[Stored dataset items]
= Beginning of Section =

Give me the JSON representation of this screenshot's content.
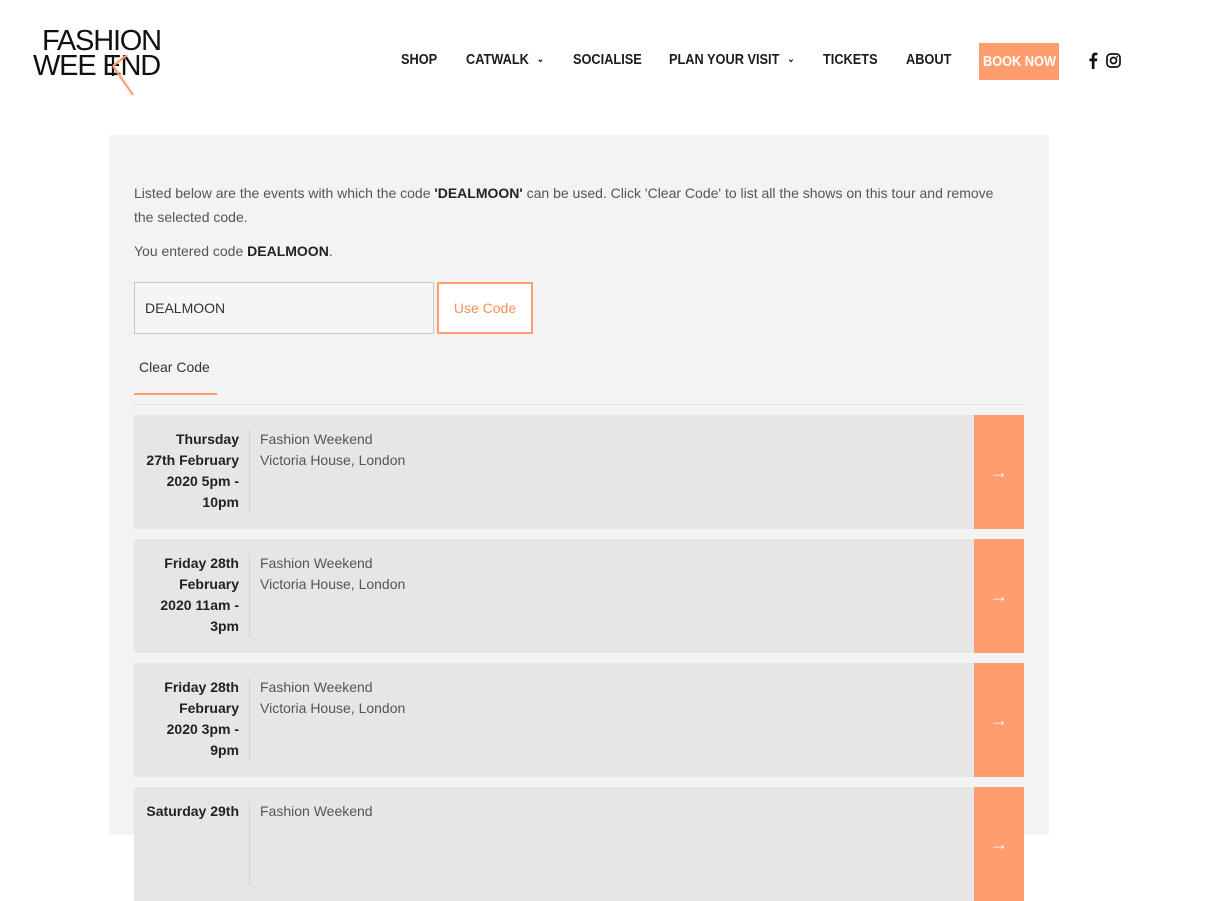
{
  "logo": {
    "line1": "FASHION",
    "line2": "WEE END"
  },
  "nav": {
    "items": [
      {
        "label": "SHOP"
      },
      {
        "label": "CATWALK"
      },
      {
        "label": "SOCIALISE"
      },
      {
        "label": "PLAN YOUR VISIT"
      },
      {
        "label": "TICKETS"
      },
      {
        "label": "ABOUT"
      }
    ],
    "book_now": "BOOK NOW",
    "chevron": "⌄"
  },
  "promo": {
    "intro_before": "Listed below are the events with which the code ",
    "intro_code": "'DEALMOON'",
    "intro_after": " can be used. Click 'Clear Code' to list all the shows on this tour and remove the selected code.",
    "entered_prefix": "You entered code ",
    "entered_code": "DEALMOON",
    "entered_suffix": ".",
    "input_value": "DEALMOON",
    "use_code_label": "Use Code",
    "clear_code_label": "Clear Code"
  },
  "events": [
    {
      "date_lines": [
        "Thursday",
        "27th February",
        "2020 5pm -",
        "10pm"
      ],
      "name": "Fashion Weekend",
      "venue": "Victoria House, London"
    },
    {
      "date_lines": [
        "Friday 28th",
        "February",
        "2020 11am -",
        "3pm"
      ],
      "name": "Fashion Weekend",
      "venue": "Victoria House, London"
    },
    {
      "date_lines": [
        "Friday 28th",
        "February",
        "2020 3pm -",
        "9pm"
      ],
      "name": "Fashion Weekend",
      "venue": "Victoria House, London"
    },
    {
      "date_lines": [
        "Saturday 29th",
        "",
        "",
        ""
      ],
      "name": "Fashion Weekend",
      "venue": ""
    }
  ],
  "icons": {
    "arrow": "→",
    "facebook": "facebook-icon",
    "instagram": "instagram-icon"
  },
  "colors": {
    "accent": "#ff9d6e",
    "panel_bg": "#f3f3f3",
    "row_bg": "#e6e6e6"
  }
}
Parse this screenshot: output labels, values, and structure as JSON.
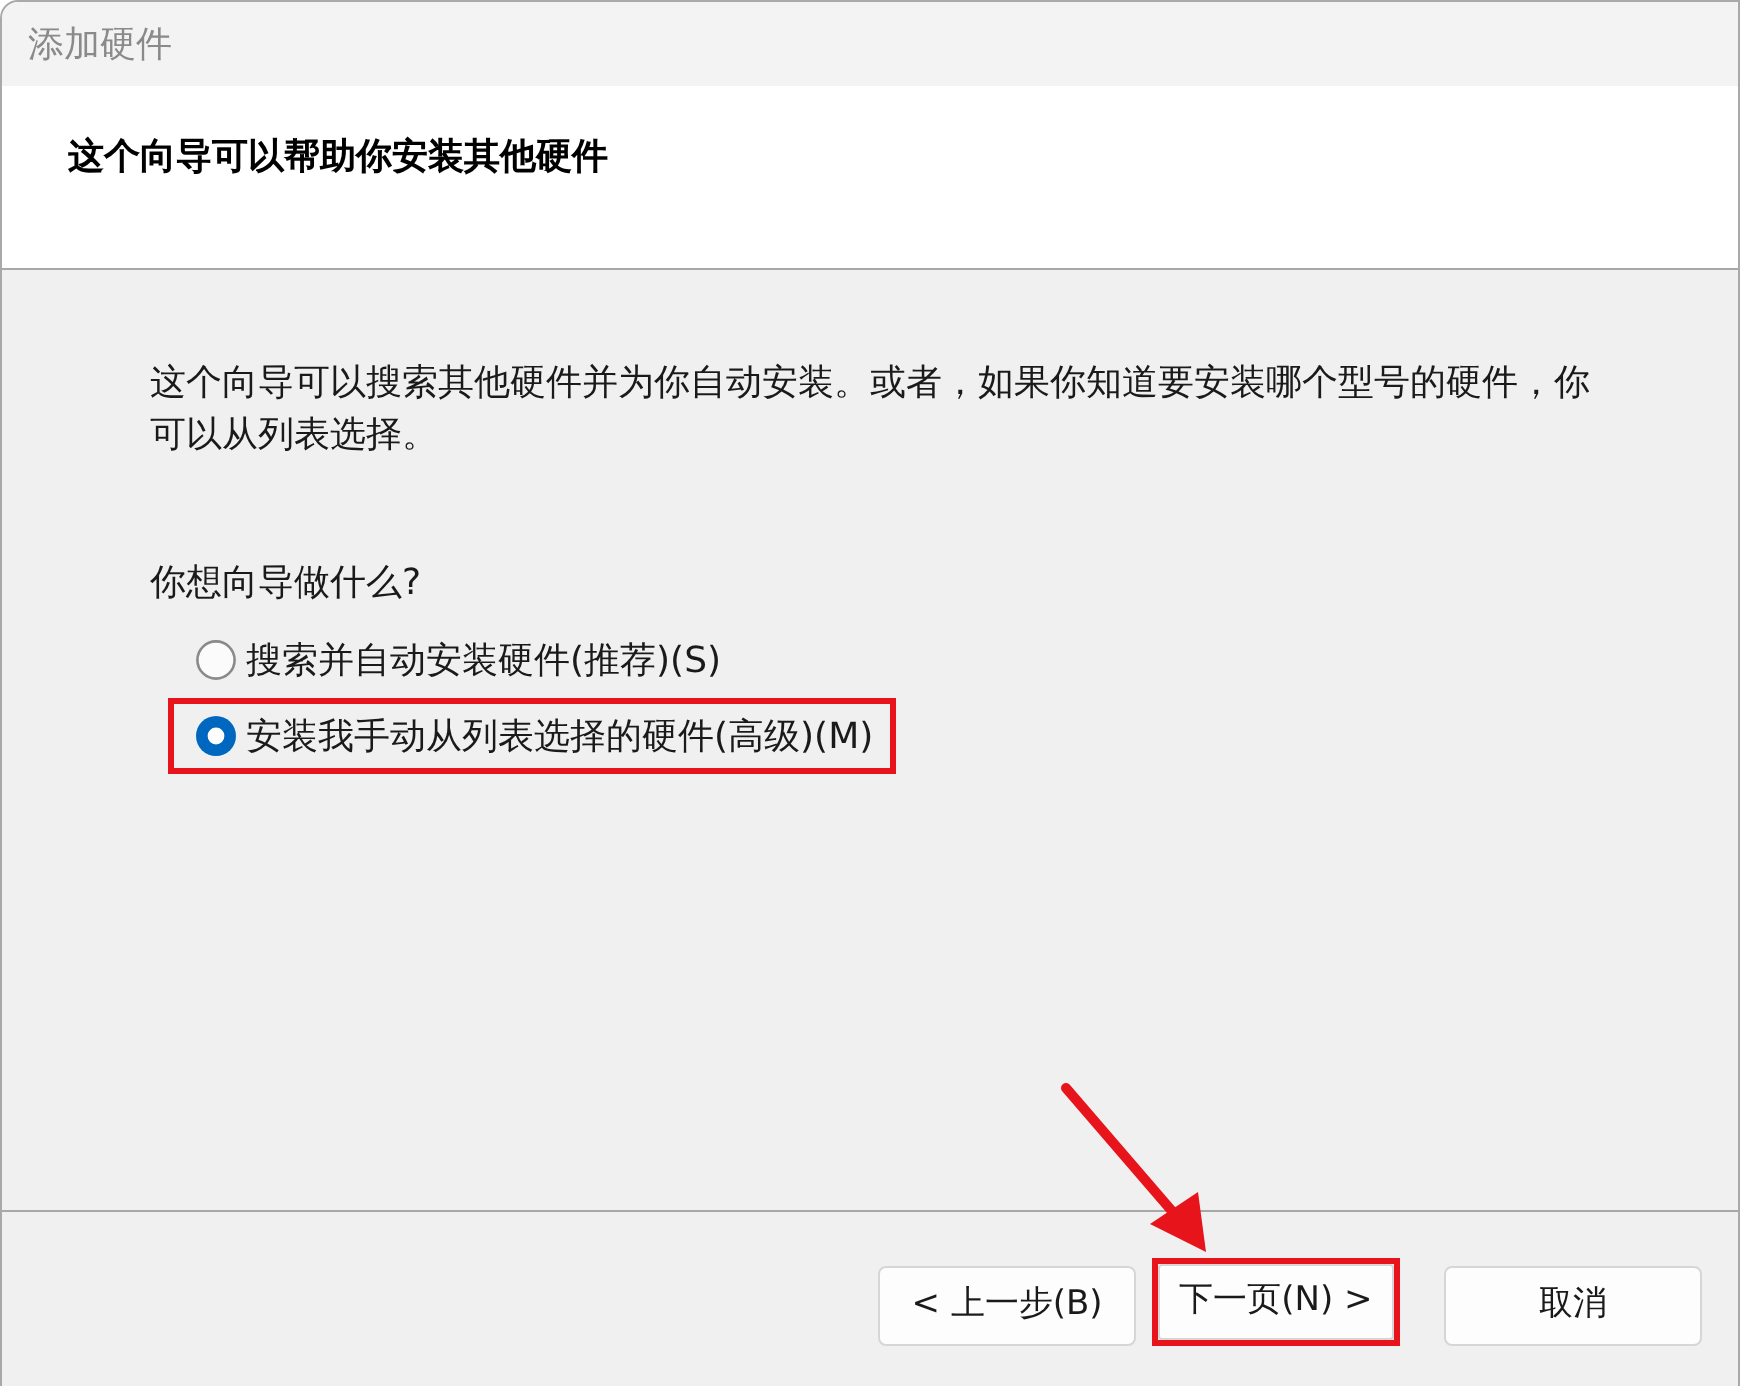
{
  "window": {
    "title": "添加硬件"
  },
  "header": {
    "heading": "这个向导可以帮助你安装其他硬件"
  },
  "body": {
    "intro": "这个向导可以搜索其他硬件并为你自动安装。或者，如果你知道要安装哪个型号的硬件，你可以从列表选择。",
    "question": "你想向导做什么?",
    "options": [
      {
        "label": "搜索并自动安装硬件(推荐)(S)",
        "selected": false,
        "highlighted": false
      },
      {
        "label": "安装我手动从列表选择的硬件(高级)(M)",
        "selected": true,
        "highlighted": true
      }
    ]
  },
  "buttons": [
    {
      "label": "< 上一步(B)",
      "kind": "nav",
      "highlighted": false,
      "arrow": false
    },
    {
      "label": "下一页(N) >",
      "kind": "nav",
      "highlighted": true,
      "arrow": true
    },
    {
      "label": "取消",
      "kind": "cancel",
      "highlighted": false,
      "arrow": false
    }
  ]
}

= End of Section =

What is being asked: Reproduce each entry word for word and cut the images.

Task answer:
Give me the JSON representation of this screenshot's content.
{
  "logo": {
    "line1": "FASHION",
    "line2": "WEE END"
  },
  "nav": {
    "items": [
      {
        "label": "SHOP"
      },
      {
        "label": "CATWALK"
      },
      {
        "label": "SOCIALISE"
      },
      {
        "label": "PLAN YOUR VISIT"
      },
      {
        "label": "TICKETS"
      },
      {
        "label": "ABOUT"
      }
    ],
    "book_now": "BOOK NOW",
    "chevron": "⌄"
  },
  "promo": {
    "intro_before": "Listed below are the events with which the code ",
    "intro_code": "'DEALMOON'",
    "intro_after": " can be used. Click 'Clear Code' to list all the shows on this tour and remove the selected code.",
    "entered_prefix": "You entered code ",
    "entered_code": "DEALMOON",
    "entered_suffix": ".",
    "input_value": "DEALMOON",
    "use_code_label": "Use Code",
    "clear_code_label": "Clear Code"
  },
  "events": [
    {
      "date_lines": [
        "Thursday",
        "27th February",
        "2020 5pm -",
        "10pm"
      ],
      "name": "Fashion Weekend",
      "venue": "Victoria House, London"
    },
    {
      "date_lines": [
        "Friday 28th",
        "February",
        "2020 11am -",
        "3pm"
      ],
      "name": "Fashion Weekend",
      "venue": "Victoria House, London"
    },
    {
      "date_lines": [
        "Friday 28th",
        "February",
        "2020 3pm -",
        "9pm"
      ],
      "name": "Fashion Weekend",
      "venue": "Victoria House, London"
    },
    {
      "date_lines": [
        "Saturday 29th",
        "",
        "",
        ""
      ],
      "name": "Fashion Weekend",
      "venue": ""
    }
  ],
  "icons": {
    "arrow": "→",
    "facebook": "facebook-icon",
    "instagram": "instagram-icon"
  },
  "colors": {
    "accent": "#ff9d6e",
    "panel_bg": "#f3f3f3",
    "row_bg": "#e6e6e6"
  }
}
Parse this screenshot: output labels, values, and structure as JSON.
{
  "window": {
    "title": "添加硬件"
  },
  "header": {
    "heading": "这个向导可以帮助你安装其他硬件"
  },
  "body": {
    "intro": "这个向导可以搜索其他硬件并为你自动安装。或者，如果你知道要安装哪个型号的硬件，你可以从列表选择。",
    "question": "你想向导做什么?",
    "options": [
      {
        "label": "搜索并自动安装硬件(推荐)(S)",
        "selected": false,
        "highlighted": false
      },
      {
        "label": "安装我手动从列表选择的硬件(高级)(M)",
        "selected": true,
        "highlighted": true
      }
    ]
  },
  "buttons": [
    {
      "label": "< 上一步(B)",
      "kind": "nav",
      "highlighted": false,
      "arrow": false
    },
    {
      "label": "下一页(N) >",
      "kind": "nav",
      "highlighted": true,
      "arrow": true
    },
    {
      "label": "取消",
      "kind": "cancel",
      "highlighted": false,
      "arrow": false
    }
  ]
}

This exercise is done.